Will satellites become the eyes of sustainable investing?
Eyes in the sky don’t lie. Indeed, during the coronavirus outbreak satellites have shown a revealing picture of plummeting levels of nitrogen dioxide, a major pollutant associated with industrial activity, in locked down economies
As investors seek more information about businesses’ environmental impacts, they have a new source: satellite imagery. A growing number of space organisations are marketing data that gives sustainable investors a clear view of not only how businesses and industries are impacting the environment, but also how environmental changes are in turn affecting them.
Just as sustainable investing becomes mainstream, so data extracted from satellite imagery is increasingly widely available. Satellites orbiting the Earth are invaluable for verifying and identifying environmental impacts, providing imagery regardless of national borders, almost in real time. Satellite data can verify and augment the environmental information in company reporting, giving a fuller picture. It can provide investors withquantitative and measurable environmental social and governance (ESG) indices that can be compared, as opposed to declarative information.
Investors can monitor companies’ activities, including: pollution, greenhouse gas emission levels and deforestation. They can use the data to monitor emissions into the atmosphere and water courses almost as soon as they happen. All the indications are that they will make more use of this data as it becomes cheaper, and easier to process, delivering meaningful insights.
Currently, the European Space Agency (ESA) is Europe’s major source of “open, on-line access” space data. Via the European Union's Earth Observation Programme called Copernicus, ESA implements a family of missions called Sentinels. Six Sentinel families of Earth observation satellites monitor the land, ocean and atmosphere, using optical, radar and super spectral imagery. However, a number of “new space” businesses are launching low-cost satellites that will reduce the cost of data. Additionally, start-up analytics businesses are turning that data into meaningful insights.
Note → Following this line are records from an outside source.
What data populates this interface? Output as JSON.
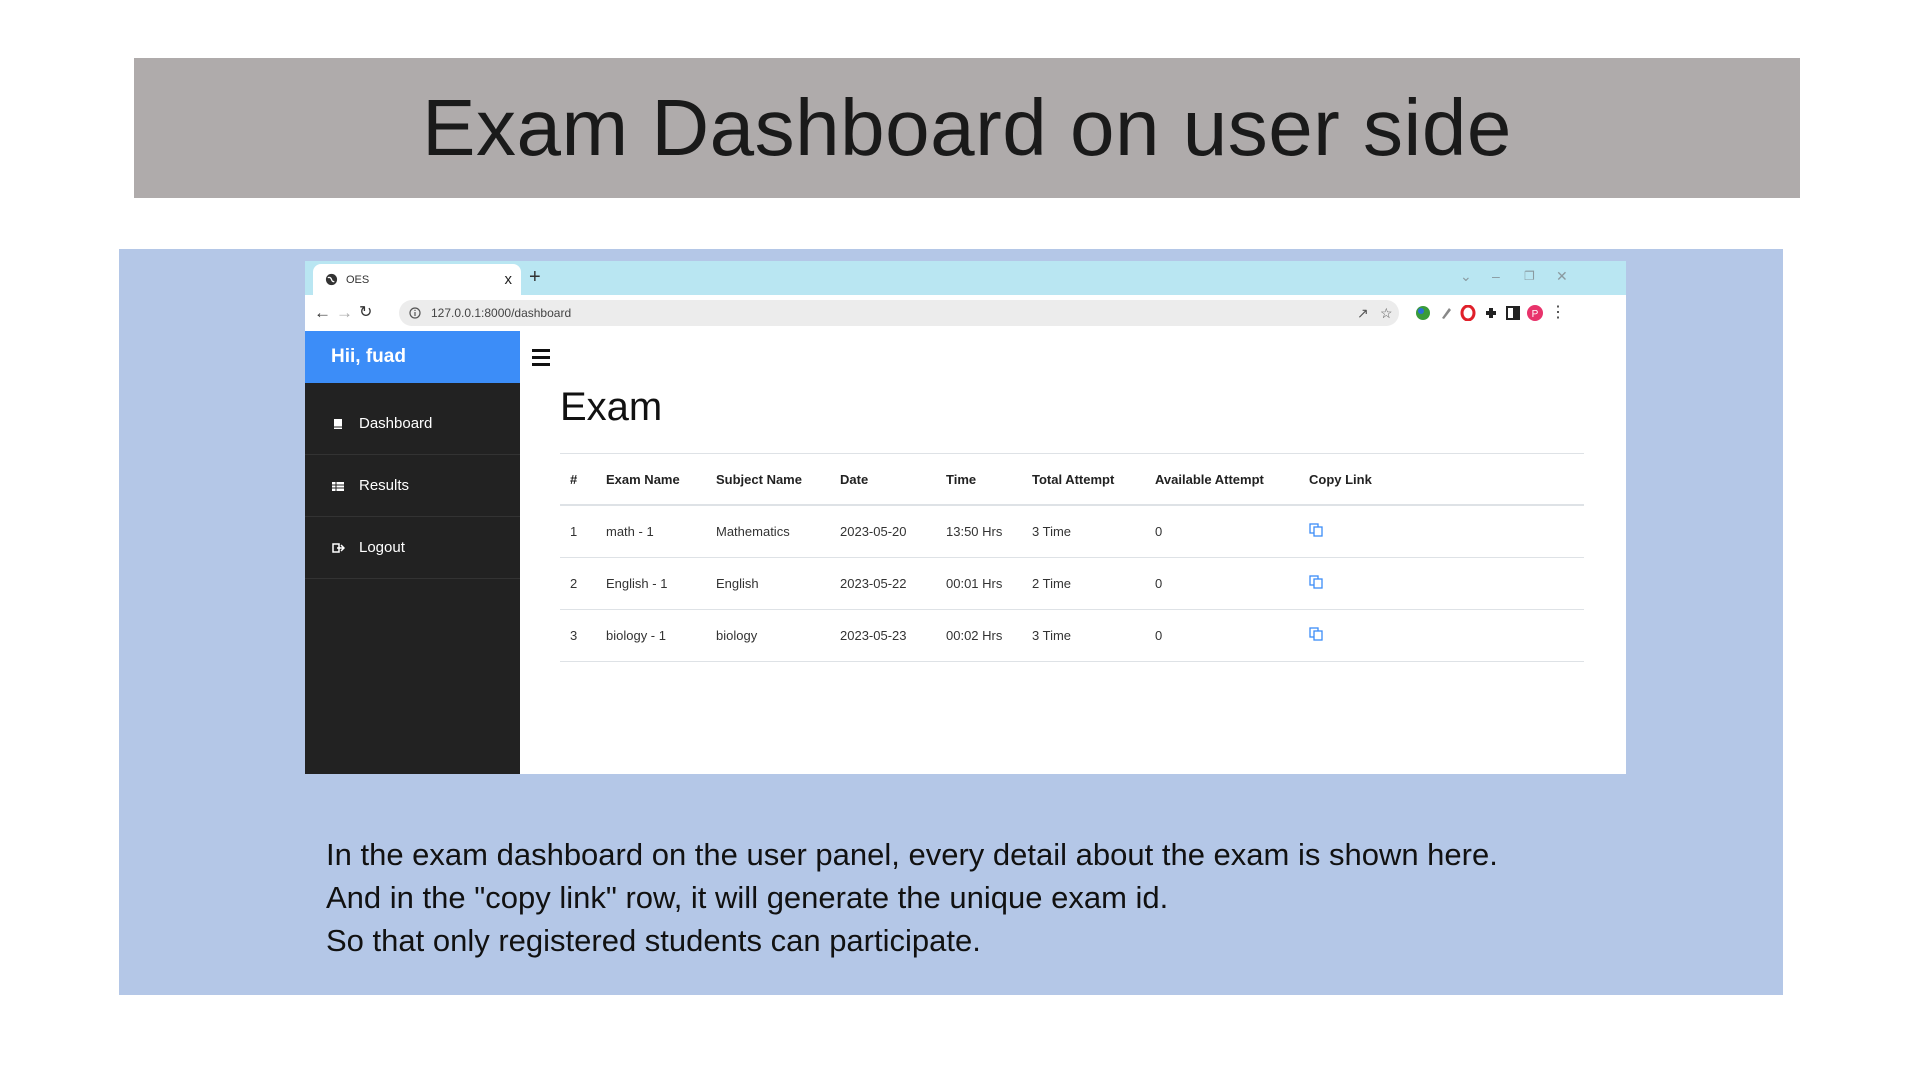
{
  "slide_title": "Exam Dashboard on user side",
  "browser": {
    "tab_title": "OES",
    "tab_close": "x",
    "new_tab": "+",
    "url": "127.0.0.1:8000/dashboard"
  },
  "sidebar": {
    "greeting": "Hii, fuad",
    "items": [
      {
        "label": "Dashboard",
        "icon": "book-icon"
      },
      {
        "label": "Results",
        "icon": "table-icon"
      },
      {
        "label": "Logout",
        "icon": "sign-out-icon"
      }
    ]
  },
  "main": {
    "title": "Exam",
    "table": {
      "headers": [
        "#",
        "Exam Name",
        "Subject Name",
        "Date",
        "Time",
        "Total Attempt",
        "Available Attempt",
        "Copy Link"
      ],
      "rows": [
        [
          "1",
          "math - 1",
          "Mathematics",
          "2023-05-20",
          "13:50 Hrs",
          "3 Time",
          "0"
        ],
        [
          "2",
          "English - 1",
          "English",
          "2023-05-22",
          "00:01 Hrs",
          "2 Time",
          "0"
        ],
        [
          "3",
          "biology - 1",
          "biology",
          "2023-05-23",
          "00:02 Hrs",
          "3 Time",
          "0"
        ]
      ]
    }
  },
  "description": [
    "In the exam dashboard on the user panel, every detail about the exam is shown here.",
    "And in the \"copy link\" row, it will generate the unique exam id.",
    "So that only registered students can participate."
  ],
  "colors": {
    "sidebar_bg": "#222222",
    "sidebar_header": "#3c8df8",
    "tabbar": "#b9e6f2",
    "panel": "#b4c7e7",
    "title_band": "#afabab",
    "copy_icon": "#3c8df8"
  }
}
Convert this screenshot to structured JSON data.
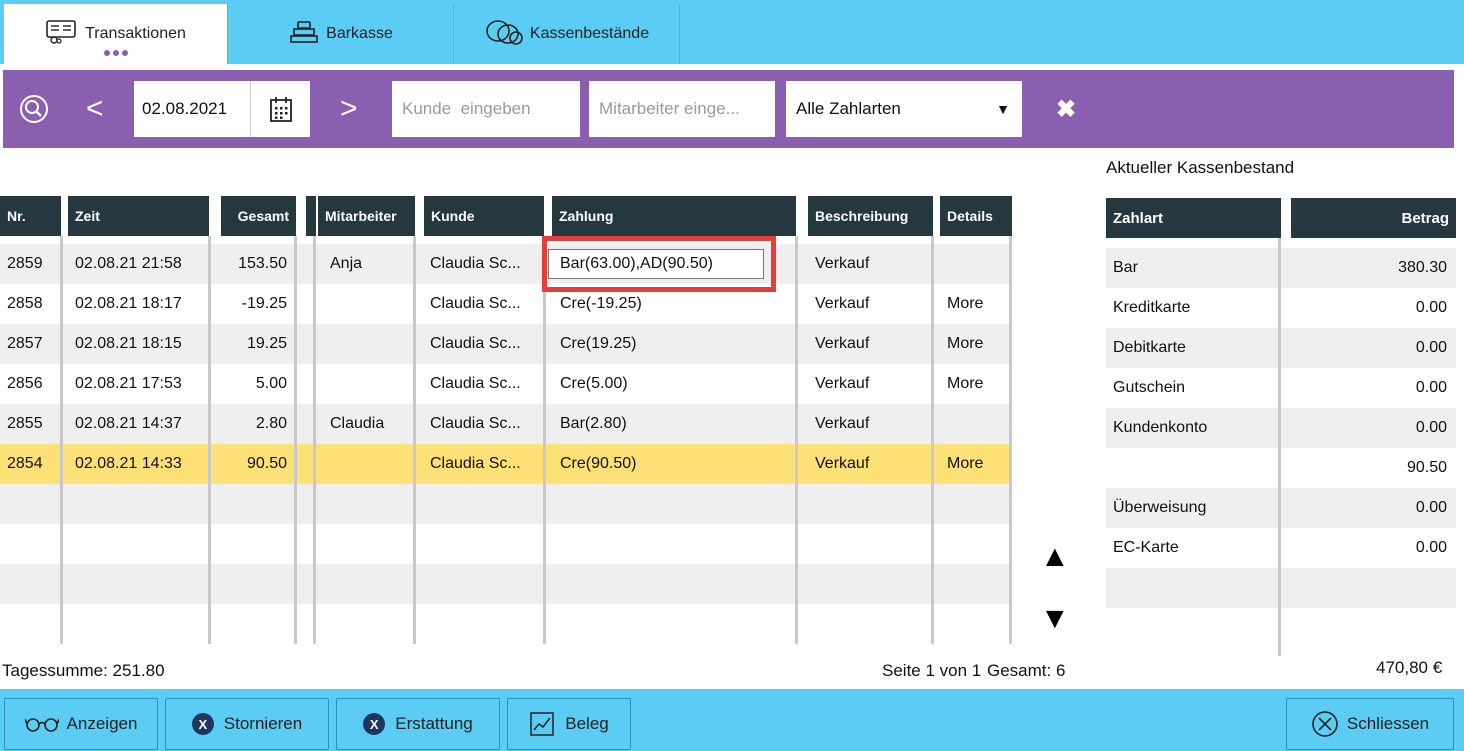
{
  "tabs": [
    {
      "label": "Transaktionen",
      "icon": "receipt-icon",
      "active": true
    },
    {
      "label": "Barkasse",
      "icon": "cash-register-icon",
      "active": false
    },
    {
      "label": "Kassenbestände",
      "icon": "coins-icon",
      "active": false
    }
  ],
  "filter": {
    "date": "02.08.2021",
    "customer_placeholder": "Kunde  eingeben",
    "employee_placeholder": "Mitarbeiter einge...",
    "payment_select": "Alle Zahlarten",
    "dropdown_arrow": "▼",
    "prev_arrow": "<",
    "next_arrow": ">",
    "clear_glyph": "✖"
  },
  "table": {
    "headers": [
      "Nr.",
      "Zeit",
      "Gesamt",
      "Mitarbeiter",
      "Kunde",
      "Zahlung",
      "Beschreibung",
      "Details"
    ],
    "rows": [
      {
        "nr": "2859",
        "zeit": "02.08.21 21:58",
        "gesamt": "153.50",
        "mitarbeiter": "Anja",
        "kunde": "Claudia  Sc...",
        "zahlung": "Bar(63.00),AD(90.50)",
        "beschreibung": "Verkauf",
        "details": ""
      },
      {
        "nr": "2858",
        "zeit": "02.08.21 18:17",
        "gesamt": "-19.25",
        "mitarbeiter": "",
        "kunde": "Claudia  Sc...",
        "zahlung": "Cre(-19.25)",
        "beschreibung": "Verkauf",
        "details": "More"
      },
      {
        "nr": "2857",
        "zeit": "02.08.21 18:15",
        "gesamt": "19.25",
        "mitarbeiter": "",
        "kunde": "Claudia  Sc...",
        "zahlung": "Cre(19.25)",
        "beschreibung": "Verkauf",
        "details": "More"
      },
      {
        "nr": "2856",
        "zeit": "02.08.21 17:53",
        "gesamt": "5.00",
        "mitarbeiter": "",
        "kunde": "Claudia  Sc...",
        "zahlung": "Cre(5.00)",
        "beschreibung": "Verkauf",
        "details": "More"
      },
      {
        "nr": "2855",
        "zeit": "02.08.21 14:37",
        "gesamt": "2.80",
        "mitarbeiter": "Claudia",
        "kunde": "Claudia  Sc...",
        "zahlung": "Bar(2.80)",
        "beschreibung": "Verkauf",
        "details": ""
      },
      {
        "nr": "2854",
        "zeit": "02.08.21 14:33",
        "gesamt": "90.50",
        "mitarbeiter": "",
        "kunde": "Claudia  Sc...",
        "zahlung": "Cre(90.50)",
        "beschreibung": "Verkauf",
        "details": "More"
      }
    ],
    "selected_row_color": "#fde176",
    "scroll_up": "▲",
    "scroll_down": "▼"
  },
  "cash_panel": {
    "title": "Aktueller Kassenbestand",
    "headers": [
      "Zahlart",
      "Betrag"
    ],
    "rows": [
      {
        "zahlart": "Bar",
        "betrag": "380.30"
      },
      {
        "zahlart": "Kreditkarte",
        "betrag": "0.00"
      },
      {
        "zahlart": "Debitkarte",
        "betrag": "0.00"
      },
      {
        "zahlart": "Gutschein",
        "betrag": "0.00"
      },
      {
        "zahlart": "Kundenkonto",
        "betrag": "0.00"
      },
      {
        "zahlart": "",
        "betrag": "90.50"
      },
      {
        "zahlart": "Überweisung",
        "betrag": "0.00"
      },
      {
        "zahlart": "EC-Karte",
        "betrag": "0.00"
      }
    ],
    "total": "470,80 €"
  },
  "footer": {
    "tagessumme": "Tagessumme: 251.80",
    "seite": "Seite 1 von 1",
    "gesamt": "Gesamt: 6"
  },
  "buttons": {
    "anzeigen": "Anzeigen",
    "stornieren": "Stornieren",
    "erstattung": "Erstattung",
    "beleg": "Beleg",
    "schliessen": "Schliessen",
    "x_glyph": "X"
  },
  "colors": {
    "accent_purple": "#8b5faf",
    "header_dark": "#253840",
    "bar_blue": "#5bcdf5",
    "highlight_red": "#e53c3c"
  }
}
Turning information into insight
There are three general types of satellite data, also known as space data, according to Jason Maroothynaden, a business broker at ESA. Firstly, Earth observation. Secondly, communications data. And, thirdly, classification data, specifying time and location, that allows anything on the ground to be time and location stamped. Maroothynaden believes that a fusion of all three types could be most useful for investors.
« Although you have three different classifications, they could be merged into one and used for various actionable insights. That’s really the most exciting thing that’s happening in terms of space and space data. »
Turning data into meaningful insights is a fast-emerging field of investment research, with great potential for sustainable investing.
QuantCube, a Paris-based AI-powered economic intelligence start-up, analyses satellite data for investment purposes, for example by creating ESG indices, including a pollution index. Explains Alice Froidevaux, QuantCube’s lead data scientist: “Using Sentinel 2 images, you can classify every area in Europe and outside. You can even go at a more granular level and see if it is residential, commercial or industrial sites. Then, you can use higher resolution images and classify those sites between different 62 different classes: it can be a hospital, a police station, an airport, etc. “If you cross this information with Sentinel 5P satellite information, that gives you sulphur dioxide and nitrogen dioxide particles. Finally, by using wind speed and direction, you can connect a pollution cloud to a site, so you can create a key performance indicator on pollution information.” Similarly, QuantCube uses satellites to track water pollution back to its source. So it is possible to discover which site or building is polluting a watercourse or the sea.
Space data can also be used to study how climate change is likely to affect industries.
For example, QuantCube uses meteorological and oceanographic data to follow extreme climatic events that impact industries such as agriculture or infrastructure. “You can follow the different spectral bands and see the stress on different crops in agriculture,” says Froidevaux. While today analysis is done at the macro sector or geography level, analytics firms also want to focus in on the micro level by crossing satellite data with other sources such as reports, analytics, social media etc... This would create augmented data that tracks changes at the E and G levels of ESG at individual companies.
A supplementary source
Just how useful is this type of satellite data and analysis for sustainable investment strategies? At present, not many sustainable investment managers use this data, but it is a powerful source of incontrovertible evidence about environmental performance, going beyond what a company itself reports. Commodity investors have sought to get an information edge through “alternative” data for many years, using it to supplement the widely-used public sources of information. Michael Haigh, global head of commodities research at Societe Generale, believes that satellite data could be used similarly for both commodity and sustainable investing.
« I might look at satellite data to see how much a very large crude carrier is out of the water, because that tells me how much oil it’s carrying,” »
he says. “A sustainable investor could use it to monitor pollution around the vessel. It’s the same data, essentially, but used for a different purpose. So it’s quite exciting, and the more people get familiar with this, the easier it is for them to understand.
As sustainable investing gathers momentum, there is a demand for reliable data and analytics. Satellite data may prove to offer just the kind of clear, independent information needed for judging a company’s environmental performance.